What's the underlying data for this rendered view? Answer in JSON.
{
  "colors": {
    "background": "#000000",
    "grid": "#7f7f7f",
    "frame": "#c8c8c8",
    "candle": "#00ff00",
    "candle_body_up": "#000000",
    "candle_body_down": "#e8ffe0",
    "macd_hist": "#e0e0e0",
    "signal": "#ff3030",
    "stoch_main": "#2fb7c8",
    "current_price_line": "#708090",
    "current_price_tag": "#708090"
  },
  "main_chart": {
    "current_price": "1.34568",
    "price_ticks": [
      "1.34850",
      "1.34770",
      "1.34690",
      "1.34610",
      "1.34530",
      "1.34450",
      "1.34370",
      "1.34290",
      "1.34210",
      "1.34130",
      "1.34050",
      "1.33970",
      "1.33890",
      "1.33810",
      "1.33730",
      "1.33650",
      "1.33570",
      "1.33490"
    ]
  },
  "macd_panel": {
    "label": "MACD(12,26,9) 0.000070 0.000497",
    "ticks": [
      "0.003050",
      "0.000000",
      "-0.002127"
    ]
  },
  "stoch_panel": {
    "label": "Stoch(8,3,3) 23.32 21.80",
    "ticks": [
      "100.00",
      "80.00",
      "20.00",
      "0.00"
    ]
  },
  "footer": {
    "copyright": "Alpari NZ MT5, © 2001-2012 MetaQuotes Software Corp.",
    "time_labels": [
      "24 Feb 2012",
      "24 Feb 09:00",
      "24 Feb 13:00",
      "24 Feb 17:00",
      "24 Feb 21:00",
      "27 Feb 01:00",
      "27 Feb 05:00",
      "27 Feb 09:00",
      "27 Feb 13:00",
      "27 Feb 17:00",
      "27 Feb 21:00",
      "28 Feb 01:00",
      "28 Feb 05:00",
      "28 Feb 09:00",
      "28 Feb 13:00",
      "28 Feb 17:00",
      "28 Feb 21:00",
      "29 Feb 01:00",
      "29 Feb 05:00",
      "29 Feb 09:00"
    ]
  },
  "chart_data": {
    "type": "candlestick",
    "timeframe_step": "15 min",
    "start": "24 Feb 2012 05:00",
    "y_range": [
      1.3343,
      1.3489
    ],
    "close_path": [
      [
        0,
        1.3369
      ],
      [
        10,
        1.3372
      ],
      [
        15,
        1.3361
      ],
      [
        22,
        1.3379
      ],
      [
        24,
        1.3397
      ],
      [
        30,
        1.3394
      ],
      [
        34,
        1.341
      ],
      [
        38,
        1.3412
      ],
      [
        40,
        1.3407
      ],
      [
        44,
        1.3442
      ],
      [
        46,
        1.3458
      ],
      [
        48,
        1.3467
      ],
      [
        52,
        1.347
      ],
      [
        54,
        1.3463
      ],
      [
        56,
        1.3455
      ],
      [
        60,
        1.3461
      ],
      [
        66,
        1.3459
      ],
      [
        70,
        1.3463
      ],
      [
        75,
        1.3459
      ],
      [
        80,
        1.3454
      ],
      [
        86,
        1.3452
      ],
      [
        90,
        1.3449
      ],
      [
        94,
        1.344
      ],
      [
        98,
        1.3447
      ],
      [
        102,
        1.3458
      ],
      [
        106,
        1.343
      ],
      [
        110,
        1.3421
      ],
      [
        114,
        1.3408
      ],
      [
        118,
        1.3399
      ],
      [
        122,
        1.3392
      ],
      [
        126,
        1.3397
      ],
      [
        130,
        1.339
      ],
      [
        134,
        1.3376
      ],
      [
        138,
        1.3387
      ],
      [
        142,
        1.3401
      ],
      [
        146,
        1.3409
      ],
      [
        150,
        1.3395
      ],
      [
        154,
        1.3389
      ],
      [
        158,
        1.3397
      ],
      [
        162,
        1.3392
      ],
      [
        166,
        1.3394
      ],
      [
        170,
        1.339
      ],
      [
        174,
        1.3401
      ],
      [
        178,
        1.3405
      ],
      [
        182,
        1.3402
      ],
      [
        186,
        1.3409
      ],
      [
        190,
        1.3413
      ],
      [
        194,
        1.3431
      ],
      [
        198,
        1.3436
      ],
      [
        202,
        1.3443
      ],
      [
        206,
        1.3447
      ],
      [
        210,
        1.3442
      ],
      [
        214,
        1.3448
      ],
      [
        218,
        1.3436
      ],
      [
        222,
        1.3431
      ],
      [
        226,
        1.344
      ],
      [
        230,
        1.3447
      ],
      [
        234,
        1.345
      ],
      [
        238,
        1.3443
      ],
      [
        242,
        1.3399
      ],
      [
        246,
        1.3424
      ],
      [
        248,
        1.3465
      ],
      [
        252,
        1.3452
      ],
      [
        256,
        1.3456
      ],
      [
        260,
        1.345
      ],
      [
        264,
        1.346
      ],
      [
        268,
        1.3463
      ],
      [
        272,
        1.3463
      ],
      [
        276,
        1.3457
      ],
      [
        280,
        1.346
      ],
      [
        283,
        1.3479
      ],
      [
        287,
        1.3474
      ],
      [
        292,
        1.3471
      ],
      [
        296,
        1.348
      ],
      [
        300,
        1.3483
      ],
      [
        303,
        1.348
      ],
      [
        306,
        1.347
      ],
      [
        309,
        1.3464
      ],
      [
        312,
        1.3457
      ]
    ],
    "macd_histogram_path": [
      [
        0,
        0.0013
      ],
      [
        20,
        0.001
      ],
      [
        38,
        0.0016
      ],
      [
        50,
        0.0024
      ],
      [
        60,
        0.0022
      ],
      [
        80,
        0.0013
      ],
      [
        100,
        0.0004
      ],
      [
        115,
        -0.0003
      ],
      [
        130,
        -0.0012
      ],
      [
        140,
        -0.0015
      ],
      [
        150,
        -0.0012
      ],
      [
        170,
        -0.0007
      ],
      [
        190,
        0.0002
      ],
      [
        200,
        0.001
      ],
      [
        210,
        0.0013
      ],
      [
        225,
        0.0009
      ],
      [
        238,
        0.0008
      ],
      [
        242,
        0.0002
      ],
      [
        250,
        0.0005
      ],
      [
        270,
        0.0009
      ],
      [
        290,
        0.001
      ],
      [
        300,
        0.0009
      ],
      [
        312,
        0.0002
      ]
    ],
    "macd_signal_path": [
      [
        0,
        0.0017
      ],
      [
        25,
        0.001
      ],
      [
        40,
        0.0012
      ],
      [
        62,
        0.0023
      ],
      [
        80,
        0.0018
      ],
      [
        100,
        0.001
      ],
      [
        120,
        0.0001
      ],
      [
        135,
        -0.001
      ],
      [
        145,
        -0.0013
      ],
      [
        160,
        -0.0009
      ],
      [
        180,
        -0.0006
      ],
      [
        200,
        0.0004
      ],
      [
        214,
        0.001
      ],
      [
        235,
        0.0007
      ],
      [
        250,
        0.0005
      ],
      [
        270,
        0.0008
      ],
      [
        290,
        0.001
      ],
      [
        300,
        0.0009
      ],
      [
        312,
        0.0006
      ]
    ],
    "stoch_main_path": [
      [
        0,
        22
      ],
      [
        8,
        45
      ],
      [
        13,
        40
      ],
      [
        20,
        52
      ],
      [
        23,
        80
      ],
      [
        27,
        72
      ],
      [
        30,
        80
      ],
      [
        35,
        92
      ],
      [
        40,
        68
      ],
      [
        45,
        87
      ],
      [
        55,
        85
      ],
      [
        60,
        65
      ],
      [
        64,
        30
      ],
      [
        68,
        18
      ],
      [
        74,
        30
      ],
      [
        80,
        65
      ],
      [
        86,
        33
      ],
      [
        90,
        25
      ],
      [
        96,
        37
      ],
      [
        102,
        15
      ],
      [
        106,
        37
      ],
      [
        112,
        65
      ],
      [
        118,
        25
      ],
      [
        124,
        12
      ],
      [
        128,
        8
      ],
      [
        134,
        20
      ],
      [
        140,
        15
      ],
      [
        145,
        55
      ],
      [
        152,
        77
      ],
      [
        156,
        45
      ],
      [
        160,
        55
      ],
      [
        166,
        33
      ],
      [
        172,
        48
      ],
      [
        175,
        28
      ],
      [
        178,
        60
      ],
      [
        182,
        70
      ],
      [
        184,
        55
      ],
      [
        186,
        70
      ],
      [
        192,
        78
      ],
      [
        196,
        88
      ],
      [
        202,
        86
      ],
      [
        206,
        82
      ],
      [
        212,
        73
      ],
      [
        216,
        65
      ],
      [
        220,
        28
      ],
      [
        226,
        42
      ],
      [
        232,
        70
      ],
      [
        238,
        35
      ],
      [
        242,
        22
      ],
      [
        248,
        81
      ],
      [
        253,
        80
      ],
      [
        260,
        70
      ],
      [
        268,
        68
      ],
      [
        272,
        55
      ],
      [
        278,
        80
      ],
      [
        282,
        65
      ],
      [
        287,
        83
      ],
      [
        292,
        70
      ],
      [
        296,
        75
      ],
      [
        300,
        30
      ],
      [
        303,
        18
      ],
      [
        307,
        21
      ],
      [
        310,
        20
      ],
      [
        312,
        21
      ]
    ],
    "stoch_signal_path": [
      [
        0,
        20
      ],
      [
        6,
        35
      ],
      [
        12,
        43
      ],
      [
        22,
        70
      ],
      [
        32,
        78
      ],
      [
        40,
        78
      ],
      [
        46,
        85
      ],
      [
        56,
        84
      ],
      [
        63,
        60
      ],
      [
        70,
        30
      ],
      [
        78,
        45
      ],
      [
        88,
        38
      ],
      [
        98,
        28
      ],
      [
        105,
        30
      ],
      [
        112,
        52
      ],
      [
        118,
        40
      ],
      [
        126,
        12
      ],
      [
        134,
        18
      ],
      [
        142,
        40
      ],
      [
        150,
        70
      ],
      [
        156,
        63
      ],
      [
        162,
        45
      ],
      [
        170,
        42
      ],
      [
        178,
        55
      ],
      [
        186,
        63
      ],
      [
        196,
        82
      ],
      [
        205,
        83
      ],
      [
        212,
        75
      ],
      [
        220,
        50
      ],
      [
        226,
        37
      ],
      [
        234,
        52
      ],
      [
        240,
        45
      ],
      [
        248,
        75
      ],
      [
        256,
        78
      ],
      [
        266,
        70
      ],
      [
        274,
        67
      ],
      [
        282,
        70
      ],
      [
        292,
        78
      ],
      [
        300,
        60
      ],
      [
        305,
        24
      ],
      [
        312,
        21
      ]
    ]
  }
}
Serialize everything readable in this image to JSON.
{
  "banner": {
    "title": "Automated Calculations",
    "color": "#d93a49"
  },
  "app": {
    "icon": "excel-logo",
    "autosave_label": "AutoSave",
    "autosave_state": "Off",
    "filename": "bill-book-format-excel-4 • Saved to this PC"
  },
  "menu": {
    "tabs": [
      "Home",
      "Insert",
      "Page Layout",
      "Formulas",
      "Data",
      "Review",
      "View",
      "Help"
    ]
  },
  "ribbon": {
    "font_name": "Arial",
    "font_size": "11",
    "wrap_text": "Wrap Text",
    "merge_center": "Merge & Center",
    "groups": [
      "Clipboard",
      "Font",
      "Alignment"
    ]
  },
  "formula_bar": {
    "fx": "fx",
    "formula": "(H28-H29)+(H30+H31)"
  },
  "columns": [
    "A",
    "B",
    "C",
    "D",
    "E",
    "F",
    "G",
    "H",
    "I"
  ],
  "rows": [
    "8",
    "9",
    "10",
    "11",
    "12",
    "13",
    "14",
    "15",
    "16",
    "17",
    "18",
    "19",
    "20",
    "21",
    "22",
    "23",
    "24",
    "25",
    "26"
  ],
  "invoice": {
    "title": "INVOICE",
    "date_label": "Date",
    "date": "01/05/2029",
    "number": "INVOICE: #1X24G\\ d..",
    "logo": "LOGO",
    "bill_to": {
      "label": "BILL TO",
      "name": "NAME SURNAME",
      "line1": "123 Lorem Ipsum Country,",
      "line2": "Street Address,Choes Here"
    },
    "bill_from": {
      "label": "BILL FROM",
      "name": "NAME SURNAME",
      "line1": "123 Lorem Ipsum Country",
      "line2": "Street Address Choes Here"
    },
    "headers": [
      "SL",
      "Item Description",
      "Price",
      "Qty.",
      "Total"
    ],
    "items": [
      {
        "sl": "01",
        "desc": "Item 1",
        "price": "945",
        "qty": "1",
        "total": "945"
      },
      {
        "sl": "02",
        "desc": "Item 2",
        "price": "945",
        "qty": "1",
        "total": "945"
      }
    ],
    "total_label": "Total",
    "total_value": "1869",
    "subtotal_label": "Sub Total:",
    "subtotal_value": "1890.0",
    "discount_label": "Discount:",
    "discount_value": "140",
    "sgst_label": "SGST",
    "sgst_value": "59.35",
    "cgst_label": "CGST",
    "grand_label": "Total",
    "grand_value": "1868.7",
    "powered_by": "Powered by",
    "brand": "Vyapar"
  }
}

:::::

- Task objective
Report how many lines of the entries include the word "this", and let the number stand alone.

- Written response
3